Ok, back to the BizarroWorld of confusing rules in the RREM program that make little or no sense and should (and inevitably will) be changed. Paraphrasing from the last blog,
“Unfortunately, design costs under Path B are not in addition to your grant amount, but are deducted from that amount. Fortunately, when working directly with your own contractor, design costs are usually less than what they are through the program. With Pathway C, your design costs are paid in addition to your grant amount. With many people this matters quite a bit.”
To put it simply, this policy makes no sense. Why wouldn’t the program pay for design costs with Path B when they are paying for them with Path C? Path B is quite a bit more economical to the state from a cast perspective and it is not at all fair that homeowners in Path B should pay all their own design costs. The work still has to be done under both Paths and it is reasonable that all homes under the RREM program should have this cost allowance built in to the contingency and design stage portion of the budget. This is an item that should be changed and hopefully will be in the near future.
Hope this helps. As always, call or write with any questions.
A Note to our Readers: Though I began and continue writing this blog primarily to try and help as many of the thousands of Sandsters affected by Sandy as possible, we are design builders and general contractors and are actively doing renovation and reconstruction projects up and down the state. People call and ask me so often if we actually do this work (which I always thought was pretty clear), that I thought I’d mention it in the blog. We work with private clients, as well as Path B and C in the RREM program. Feel free to call, text or email to set up an appointment for an estimate on your rebuilding project.
Stay well Sandsters.
Dream Homes Ltd.
Atlantic Northeast Construction LLC
Licensed NJ New Home Builder License# 045894

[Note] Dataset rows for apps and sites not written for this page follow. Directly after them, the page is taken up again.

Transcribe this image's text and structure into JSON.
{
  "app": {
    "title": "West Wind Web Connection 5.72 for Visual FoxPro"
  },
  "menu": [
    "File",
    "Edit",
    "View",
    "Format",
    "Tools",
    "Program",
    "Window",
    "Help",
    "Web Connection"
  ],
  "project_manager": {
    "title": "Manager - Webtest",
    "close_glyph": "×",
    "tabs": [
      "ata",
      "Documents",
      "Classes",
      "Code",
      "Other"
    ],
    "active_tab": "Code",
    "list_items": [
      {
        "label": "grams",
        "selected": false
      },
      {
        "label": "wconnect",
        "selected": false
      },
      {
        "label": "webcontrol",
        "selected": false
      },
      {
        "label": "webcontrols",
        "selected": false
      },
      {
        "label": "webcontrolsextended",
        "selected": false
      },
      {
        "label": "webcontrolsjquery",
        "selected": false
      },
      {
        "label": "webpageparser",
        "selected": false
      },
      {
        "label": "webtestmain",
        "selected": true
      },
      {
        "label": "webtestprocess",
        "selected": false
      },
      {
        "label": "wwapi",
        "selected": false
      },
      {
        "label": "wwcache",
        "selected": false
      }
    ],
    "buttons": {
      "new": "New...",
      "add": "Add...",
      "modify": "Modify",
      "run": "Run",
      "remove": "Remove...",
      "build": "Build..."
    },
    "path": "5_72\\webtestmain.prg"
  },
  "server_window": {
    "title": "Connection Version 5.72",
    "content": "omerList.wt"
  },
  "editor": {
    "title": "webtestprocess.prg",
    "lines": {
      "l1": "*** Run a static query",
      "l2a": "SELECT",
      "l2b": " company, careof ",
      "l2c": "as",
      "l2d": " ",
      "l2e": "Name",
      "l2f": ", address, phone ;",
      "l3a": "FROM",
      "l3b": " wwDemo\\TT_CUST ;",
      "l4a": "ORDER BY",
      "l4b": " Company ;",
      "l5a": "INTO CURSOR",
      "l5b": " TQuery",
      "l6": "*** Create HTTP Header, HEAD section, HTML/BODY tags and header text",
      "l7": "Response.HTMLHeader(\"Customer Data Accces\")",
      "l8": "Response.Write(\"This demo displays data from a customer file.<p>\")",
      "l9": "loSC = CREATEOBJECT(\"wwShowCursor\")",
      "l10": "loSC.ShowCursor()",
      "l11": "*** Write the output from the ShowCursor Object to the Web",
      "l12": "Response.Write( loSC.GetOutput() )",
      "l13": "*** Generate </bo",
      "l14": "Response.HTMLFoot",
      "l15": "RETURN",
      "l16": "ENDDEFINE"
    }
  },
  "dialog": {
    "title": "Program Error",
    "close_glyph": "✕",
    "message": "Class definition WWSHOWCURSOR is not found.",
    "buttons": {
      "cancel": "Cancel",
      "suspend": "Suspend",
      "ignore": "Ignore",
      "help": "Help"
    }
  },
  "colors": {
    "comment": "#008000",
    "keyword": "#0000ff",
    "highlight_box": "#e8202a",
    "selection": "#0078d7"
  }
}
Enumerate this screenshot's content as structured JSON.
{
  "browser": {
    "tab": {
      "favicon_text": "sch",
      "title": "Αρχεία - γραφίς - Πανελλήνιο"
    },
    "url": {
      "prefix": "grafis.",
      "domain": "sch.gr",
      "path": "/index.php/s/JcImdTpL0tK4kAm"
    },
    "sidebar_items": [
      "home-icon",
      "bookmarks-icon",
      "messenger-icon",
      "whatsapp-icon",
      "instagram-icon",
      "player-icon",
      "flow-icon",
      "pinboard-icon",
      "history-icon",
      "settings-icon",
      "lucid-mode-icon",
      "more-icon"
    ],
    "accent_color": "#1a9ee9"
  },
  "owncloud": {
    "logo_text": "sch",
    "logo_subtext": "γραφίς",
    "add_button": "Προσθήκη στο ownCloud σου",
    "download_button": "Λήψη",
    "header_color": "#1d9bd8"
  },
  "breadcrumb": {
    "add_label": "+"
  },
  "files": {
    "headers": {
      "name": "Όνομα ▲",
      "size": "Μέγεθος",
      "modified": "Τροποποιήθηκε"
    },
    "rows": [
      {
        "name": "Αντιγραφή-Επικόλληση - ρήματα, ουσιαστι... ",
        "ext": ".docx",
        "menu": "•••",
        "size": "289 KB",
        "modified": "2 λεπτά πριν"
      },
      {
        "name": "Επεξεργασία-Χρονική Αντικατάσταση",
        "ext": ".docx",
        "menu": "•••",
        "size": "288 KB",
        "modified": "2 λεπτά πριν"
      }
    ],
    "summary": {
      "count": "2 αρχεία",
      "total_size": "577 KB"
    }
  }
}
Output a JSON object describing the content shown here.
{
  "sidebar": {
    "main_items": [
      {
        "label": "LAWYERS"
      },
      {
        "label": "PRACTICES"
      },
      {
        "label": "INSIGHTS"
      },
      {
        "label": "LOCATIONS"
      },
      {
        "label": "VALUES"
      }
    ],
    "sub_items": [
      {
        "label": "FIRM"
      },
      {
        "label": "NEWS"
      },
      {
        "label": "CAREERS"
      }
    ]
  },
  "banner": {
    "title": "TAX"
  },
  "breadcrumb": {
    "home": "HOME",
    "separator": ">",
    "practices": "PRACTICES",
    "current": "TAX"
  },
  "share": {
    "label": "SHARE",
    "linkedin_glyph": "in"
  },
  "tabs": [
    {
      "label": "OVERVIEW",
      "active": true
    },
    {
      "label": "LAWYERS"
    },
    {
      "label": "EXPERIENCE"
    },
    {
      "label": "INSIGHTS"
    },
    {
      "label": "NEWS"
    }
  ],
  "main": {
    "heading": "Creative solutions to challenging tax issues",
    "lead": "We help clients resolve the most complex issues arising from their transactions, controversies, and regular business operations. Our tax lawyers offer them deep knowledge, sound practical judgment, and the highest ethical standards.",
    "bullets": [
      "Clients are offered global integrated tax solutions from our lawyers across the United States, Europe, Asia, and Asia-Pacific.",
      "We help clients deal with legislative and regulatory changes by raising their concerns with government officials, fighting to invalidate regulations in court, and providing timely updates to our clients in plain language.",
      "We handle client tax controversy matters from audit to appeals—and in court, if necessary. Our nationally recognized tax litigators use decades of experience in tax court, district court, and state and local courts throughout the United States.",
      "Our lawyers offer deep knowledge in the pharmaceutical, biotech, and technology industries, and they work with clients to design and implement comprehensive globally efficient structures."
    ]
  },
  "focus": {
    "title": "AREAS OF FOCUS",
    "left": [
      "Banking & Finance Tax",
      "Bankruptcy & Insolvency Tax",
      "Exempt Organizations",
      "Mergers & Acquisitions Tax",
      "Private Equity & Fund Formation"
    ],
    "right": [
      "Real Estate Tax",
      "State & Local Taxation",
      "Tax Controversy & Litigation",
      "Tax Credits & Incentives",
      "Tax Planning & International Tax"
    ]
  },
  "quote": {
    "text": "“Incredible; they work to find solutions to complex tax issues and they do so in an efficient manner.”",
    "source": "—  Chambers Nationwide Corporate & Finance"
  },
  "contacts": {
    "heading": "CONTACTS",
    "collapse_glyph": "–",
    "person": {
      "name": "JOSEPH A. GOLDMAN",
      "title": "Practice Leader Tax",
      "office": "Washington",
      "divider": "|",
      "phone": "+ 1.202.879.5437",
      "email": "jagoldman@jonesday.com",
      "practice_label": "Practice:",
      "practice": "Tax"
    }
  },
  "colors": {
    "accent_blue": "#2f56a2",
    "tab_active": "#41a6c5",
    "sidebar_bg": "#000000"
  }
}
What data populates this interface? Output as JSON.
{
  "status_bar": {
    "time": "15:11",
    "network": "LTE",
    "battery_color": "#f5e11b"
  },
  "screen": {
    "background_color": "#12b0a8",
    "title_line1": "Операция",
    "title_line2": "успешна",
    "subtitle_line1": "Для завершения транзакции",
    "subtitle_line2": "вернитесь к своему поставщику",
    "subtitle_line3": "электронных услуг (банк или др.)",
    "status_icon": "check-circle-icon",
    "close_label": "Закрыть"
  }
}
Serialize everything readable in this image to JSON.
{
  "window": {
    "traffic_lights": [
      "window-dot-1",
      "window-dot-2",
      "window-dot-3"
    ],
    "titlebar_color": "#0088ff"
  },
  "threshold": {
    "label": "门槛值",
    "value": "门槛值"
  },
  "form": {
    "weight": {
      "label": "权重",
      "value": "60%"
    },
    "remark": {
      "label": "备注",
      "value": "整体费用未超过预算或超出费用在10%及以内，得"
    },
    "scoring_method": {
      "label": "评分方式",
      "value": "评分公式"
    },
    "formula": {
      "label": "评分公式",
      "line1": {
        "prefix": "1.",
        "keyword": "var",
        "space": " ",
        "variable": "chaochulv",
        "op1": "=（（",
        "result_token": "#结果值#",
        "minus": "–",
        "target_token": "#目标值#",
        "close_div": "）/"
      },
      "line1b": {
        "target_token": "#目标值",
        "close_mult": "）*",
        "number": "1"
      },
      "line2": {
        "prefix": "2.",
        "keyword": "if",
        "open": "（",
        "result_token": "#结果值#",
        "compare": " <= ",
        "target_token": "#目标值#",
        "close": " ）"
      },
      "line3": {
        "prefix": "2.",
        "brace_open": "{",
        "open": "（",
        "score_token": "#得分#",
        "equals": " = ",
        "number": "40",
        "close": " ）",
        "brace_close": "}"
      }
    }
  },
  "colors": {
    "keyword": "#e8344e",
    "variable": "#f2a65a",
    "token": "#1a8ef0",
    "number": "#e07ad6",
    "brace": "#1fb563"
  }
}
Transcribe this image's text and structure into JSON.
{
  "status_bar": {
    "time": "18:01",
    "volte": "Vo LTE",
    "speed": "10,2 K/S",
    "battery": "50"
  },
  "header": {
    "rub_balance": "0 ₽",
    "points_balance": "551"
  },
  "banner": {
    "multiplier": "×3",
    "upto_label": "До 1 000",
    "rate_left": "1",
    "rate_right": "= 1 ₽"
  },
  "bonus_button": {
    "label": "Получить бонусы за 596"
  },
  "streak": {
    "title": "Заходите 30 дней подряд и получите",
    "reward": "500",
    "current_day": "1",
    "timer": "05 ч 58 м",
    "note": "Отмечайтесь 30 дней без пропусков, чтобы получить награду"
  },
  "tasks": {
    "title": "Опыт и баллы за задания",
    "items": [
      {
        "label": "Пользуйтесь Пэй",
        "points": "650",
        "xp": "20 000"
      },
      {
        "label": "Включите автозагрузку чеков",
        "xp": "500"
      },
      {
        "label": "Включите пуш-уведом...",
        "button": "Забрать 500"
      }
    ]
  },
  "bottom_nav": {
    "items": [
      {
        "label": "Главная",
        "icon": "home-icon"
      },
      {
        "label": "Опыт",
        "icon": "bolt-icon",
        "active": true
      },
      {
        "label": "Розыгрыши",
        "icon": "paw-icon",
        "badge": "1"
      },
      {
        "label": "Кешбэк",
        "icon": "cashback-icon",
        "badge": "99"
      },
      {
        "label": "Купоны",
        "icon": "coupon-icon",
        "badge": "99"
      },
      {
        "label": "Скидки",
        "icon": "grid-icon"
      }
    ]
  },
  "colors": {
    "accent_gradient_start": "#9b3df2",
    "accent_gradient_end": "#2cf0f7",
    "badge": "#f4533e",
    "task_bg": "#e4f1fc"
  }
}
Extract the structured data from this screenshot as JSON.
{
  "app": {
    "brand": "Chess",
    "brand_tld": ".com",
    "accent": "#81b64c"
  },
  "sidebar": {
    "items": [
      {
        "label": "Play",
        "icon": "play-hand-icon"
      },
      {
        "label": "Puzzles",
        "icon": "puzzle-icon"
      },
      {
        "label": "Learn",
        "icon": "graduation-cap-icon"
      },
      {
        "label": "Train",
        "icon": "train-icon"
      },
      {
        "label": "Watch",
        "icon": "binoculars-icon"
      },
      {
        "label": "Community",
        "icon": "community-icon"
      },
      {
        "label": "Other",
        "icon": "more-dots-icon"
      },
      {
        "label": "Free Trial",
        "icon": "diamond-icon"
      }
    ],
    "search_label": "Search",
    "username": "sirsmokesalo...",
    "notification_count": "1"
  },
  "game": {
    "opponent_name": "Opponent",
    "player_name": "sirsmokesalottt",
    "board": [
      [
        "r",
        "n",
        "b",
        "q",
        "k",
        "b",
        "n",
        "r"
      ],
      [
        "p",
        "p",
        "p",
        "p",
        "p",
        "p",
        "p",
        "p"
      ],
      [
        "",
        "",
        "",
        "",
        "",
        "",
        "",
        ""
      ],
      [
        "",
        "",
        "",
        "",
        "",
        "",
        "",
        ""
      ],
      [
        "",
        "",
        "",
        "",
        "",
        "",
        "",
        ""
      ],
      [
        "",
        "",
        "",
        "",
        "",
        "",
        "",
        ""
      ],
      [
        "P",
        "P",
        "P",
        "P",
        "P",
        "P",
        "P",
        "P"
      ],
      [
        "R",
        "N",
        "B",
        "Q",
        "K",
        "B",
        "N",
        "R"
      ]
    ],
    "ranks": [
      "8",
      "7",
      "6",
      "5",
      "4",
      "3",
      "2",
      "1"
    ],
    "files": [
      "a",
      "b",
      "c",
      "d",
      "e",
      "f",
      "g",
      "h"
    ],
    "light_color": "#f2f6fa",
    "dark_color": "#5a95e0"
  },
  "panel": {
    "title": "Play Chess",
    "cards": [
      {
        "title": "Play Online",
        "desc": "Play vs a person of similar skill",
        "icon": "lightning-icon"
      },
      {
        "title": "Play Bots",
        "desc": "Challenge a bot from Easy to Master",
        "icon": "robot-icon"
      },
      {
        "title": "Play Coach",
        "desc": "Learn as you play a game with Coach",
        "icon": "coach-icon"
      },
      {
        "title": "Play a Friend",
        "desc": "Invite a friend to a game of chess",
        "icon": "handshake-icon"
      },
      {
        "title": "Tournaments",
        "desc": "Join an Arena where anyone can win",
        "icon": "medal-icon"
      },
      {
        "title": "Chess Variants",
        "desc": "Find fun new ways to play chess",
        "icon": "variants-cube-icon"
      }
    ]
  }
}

Licensed NJ Home Improvement Contractor License# 13VH07489000
PO Box 627 Forked River, NJ 08731
Office: 609 693 8881 F: 609 693 3802
Cell: 732 300 5619